The results of an experimental study on commissurotomy (split-brain) patients and normal control subjects illuminate the difference in creativity. The surgical disconnection of transcallosal interhemispheric exchange and of any access or communication between the two hemispheres creates in commissurotomy patients an outstanding lack of creativity which could be demonstrated on a lexical, sentential, global, affective, and EEG-analysis level. In contrast to split-brain or alexithymic people, expressive-creative persons verbalized their presentational symbolization and imagery of the right hemisphere which was transformed via corpus callosum to the left hemisphere, called symbollexia. Thus, creativity can be understood as the opposite of alexithymia. The hypothetical concept of creativity as hemispheric bisociation was supported by EEG findings, suggesting an inhibition and lack of inner speech between the two language centers in alexithymic people versus a higher interhemispheric coherence level in expressive-creative persons. Further on, the difference of expressed feelings of anxiety and hostility suggests a restrictive set of rules and of early superego components in commissurotomy patients in contrast to expressive-creative people who empathically experience and verbalize their anxiety about death and are open to the experience of their being in the world as an act of creation. Finally, the vignette of a creative patient whose left hemisphere was overflooded by affects and imagery, expressed in her pictures, illuminates the importance of a balanced transcallosal symbollexia and hemispheric bi-sociation in psychotherapy.

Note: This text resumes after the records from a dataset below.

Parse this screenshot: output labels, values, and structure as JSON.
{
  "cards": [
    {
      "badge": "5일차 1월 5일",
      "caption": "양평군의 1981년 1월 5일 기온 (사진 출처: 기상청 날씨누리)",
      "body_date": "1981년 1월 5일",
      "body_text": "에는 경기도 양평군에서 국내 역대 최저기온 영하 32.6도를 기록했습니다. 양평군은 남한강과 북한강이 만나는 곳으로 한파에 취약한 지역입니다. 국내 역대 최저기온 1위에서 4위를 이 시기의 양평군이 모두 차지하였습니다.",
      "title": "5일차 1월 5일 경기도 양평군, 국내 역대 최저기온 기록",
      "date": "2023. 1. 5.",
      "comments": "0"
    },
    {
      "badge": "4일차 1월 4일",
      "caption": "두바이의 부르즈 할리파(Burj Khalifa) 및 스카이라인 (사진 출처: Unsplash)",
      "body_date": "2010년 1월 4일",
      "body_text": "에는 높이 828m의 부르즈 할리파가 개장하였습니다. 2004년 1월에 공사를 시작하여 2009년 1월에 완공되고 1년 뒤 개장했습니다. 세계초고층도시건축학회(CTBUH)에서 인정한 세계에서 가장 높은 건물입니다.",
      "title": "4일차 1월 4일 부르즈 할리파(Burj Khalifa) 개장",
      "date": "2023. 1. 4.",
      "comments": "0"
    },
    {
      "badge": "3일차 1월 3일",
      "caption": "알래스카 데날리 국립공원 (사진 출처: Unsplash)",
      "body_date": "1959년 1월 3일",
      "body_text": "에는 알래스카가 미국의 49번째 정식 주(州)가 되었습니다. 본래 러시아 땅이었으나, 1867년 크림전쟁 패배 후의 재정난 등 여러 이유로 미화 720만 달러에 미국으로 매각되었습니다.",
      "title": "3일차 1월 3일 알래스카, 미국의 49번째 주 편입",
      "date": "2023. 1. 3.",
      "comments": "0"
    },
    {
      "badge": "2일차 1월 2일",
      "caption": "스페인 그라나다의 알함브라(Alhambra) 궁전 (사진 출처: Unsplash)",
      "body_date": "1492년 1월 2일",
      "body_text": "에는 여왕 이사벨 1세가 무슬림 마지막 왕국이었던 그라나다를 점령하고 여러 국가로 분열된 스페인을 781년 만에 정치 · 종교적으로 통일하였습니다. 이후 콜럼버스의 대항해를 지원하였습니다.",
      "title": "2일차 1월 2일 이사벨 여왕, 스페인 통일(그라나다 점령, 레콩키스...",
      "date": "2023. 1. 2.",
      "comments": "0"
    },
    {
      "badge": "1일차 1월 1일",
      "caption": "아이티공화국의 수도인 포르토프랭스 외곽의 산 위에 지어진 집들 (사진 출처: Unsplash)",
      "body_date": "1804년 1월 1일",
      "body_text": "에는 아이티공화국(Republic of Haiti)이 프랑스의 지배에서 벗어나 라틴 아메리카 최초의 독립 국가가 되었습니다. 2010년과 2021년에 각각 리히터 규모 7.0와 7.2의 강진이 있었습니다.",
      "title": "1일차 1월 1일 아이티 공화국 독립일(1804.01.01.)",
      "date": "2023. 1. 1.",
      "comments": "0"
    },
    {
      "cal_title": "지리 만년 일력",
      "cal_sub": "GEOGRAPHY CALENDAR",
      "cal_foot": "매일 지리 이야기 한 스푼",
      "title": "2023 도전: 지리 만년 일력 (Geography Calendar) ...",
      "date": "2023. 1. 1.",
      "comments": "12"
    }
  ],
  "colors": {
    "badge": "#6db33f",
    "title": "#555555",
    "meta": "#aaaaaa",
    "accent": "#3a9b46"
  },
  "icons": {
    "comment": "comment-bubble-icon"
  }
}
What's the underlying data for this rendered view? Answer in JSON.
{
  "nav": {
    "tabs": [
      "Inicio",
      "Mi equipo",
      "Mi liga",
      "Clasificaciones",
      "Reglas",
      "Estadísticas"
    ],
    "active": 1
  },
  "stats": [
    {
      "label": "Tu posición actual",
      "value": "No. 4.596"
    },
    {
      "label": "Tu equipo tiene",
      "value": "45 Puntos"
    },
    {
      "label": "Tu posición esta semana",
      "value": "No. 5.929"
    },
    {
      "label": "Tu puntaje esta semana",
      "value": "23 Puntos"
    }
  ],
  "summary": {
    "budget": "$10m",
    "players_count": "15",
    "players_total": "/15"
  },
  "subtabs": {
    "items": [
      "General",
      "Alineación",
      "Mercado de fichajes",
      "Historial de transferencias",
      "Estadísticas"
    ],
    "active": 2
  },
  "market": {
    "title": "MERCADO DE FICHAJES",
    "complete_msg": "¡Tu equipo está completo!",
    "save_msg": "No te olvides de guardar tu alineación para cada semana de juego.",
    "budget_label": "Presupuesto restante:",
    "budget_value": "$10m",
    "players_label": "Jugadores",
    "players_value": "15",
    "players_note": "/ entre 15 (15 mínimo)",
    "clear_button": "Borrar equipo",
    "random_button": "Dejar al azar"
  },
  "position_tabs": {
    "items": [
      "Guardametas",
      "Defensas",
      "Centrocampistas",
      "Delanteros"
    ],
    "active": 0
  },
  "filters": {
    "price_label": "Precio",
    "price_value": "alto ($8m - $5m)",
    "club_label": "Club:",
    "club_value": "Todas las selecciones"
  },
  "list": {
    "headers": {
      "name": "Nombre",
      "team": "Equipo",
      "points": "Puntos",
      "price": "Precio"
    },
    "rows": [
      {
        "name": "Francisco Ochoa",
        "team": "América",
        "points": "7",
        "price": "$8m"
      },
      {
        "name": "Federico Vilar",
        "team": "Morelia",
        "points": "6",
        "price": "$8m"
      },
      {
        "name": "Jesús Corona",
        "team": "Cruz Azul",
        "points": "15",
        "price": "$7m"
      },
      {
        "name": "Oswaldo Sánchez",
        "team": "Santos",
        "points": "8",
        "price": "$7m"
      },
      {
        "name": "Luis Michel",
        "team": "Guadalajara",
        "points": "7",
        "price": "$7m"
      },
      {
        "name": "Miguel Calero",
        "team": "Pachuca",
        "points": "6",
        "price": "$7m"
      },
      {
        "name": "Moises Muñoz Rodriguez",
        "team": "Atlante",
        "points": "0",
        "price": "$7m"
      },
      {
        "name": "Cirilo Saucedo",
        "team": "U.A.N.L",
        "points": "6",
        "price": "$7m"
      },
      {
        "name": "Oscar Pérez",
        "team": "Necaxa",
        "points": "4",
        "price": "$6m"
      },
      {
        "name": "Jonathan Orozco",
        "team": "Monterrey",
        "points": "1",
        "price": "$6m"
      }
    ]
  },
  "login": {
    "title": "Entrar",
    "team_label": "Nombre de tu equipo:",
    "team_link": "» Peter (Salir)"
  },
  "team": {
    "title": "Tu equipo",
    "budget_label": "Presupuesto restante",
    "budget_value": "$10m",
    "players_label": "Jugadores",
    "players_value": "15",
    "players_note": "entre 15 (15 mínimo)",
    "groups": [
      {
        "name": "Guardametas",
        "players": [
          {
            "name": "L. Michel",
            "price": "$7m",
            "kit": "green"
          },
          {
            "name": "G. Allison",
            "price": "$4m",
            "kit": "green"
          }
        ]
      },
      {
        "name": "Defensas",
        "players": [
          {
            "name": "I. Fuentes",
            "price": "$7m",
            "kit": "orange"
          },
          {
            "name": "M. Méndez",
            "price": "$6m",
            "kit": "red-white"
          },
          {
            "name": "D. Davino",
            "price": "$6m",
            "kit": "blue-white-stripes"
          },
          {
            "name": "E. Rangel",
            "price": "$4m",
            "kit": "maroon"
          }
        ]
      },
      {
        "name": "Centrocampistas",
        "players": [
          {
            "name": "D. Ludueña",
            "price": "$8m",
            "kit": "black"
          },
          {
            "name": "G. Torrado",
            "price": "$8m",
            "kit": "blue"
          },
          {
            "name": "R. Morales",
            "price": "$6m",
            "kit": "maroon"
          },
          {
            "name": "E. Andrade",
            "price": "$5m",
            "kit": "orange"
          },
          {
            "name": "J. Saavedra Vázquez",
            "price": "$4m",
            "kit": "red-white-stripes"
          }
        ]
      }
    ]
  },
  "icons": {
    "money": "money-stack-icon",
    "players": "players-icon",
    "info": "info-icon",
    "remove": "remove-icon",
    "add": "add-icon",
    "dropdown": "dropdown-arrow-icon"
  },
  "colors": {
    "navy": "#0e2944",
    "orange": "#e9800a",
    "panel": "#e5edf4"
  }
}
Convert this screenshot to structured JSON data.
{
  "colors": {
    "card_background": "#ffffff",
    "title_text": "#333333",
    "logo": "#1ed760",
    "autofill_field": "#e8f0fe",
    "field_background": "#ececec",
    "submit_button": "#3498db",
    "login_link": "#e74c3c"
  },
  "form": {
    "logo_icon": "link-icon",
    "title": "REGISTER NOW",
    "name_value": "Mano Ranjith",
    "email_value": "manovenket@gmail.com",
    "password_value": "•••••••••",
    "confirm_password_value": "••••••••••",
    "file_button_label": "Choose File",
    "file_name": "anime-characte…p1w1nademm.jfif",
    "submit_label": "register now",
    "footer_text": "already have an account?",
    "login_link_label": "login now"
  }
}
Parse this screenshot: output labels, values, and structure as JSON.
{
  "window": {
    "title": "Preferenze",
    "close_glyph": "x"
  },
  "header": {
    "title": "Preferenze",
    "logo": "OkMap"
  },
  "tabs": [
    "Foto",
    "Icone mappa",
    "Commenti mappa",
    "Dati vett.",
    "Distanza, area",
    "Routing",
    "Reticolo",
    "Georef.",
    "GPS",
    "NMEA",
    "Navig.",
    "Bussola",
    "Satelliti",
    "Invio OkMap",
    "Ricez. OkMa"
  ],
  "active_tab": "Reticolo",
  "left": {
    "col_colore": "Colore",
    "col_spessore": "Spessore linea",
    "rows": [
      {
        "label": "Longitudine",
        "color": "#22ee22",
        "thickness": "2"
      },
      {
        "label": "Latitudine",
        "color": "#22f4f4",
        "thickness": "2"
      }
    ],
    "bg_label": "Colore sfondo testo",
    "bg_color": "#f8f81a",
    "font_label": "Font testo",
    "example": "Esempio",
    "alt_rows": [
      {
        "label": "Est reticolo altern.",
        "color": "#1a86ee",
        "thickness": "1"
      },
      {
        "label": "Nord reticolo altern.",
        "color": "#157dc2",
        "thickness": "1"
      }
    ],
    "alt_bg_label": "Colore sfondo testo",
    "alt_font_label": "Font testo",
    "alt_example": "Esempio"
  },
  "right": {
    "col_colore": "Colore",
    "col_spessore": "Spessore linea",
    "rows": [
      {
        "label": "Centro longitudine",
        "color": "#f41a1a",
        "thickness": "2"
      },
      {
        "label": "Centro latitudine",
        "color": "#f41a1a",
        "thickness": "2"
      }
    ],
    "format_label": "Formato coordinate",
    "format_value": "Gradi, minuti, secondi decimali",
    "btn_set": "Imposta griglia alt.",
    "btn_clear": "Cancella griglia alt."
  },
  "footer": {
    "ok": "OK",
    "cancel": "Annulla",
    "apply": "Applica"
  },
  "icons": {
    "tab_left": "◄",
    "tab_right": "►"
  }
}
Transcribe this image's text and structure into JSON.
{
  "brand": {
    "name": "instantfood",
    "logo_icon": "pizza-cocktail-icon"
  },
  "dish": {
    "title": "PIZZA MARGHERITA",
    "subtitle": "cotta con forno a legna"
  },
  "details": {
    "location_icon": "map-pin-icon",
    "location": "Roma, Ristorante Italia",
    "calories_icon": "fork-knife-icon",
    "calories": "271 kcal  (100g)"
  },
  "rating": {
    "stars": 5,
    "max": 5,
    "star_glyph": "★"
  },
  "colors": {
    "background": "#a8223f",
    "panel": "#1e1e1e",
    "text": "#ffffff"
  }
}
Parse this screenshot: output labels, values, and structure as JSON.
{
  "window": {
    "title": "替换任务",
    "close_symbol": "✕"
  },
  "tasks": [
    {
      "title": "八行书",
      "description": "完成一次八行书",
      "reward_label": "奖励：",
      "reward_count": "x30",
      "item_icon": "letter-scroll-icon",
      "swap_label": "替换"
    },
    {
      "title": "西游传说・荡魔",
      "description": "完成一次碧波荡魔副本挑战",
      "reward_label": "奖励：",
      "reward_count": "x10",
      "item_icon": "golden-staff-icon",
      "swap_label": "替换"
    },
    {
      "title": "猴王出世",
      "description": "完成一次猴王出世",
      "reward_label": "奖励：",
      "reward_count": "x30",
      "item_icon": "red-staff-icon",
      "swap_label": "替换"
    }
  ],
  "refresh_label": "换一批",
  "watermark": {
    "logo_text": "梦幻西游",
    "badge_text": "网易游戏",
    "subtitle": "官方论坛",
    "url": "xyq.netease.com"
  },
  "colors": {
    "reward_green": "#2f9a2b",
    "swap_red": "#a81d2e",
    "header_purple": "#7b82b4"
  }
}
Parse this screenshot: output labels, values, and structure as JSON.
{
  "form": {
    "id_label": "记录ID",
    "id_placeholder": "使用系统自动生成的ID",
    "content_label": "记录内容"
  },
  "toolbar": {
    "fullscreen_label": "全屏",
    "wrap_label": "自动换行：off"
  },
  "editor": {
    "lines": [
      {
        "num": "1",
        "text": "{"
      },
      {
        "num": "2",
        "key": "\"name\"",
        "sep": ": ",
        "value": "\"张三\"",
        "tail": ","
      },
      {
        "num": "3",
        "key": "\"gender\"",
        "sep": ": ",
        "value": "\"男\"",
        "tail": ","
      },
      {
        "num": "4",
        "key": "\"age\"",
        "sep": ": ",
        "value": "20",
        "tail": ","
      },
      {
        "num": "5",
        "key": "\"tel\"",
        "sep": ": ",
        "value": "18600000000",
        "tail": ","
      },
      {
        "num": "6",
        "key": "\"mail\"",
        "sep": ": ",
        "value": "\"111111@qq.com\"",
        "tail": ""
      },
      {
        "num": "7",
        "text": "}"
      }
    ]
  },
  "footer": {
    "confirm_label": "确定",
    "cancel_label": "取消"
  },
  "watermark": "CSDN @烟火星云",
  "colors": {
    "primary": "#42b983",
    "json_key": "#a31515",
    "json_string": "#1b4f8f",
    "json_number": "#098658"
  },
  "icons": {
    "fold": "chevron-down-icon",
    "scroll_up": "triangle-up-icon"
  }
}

Venetian Distorting Mirrors
  • Maria Mannone
  • Mannone Maria
Maria Mannone. Venetian distorting mirrors. In Celestino Soddu and Enrica Colabella, editors, XXIV Generative Art 2021, Proceedings of the XXIV GA conference, pages 501-502, Roma, 2021. Domus Argenia. URL
Chapter 16 - Social Dysfunction: The Effects of Early Trauma and Adversity on Socialization and Brain Development. 16.5.4 Corpus callosum
  • Allonna Harker
Allonna Harker. Chapter 16 -Social Dysfunction: The Effects of Early Trauma and Adversity on Socialization and Brain Development. 16.5.4 Corpus callosum. In Robbin Gibb and Bryan Kolb, editors, The Neurobiology of Brain and Behavioral Development. Elsevier, 2018.
Building a bridge: how the two hemispheres of the brain connect during development
  • Laura Morcom
  • Morcom Laura
Laura Morcom. Building a bridge: how the two hemispheres of the brain connect during development. Nature Partner Journals: Science of Learning, 2020. URL 59090-building-a-bridge-how-the-two-hemispheres-of-the-brain-connect-during-development.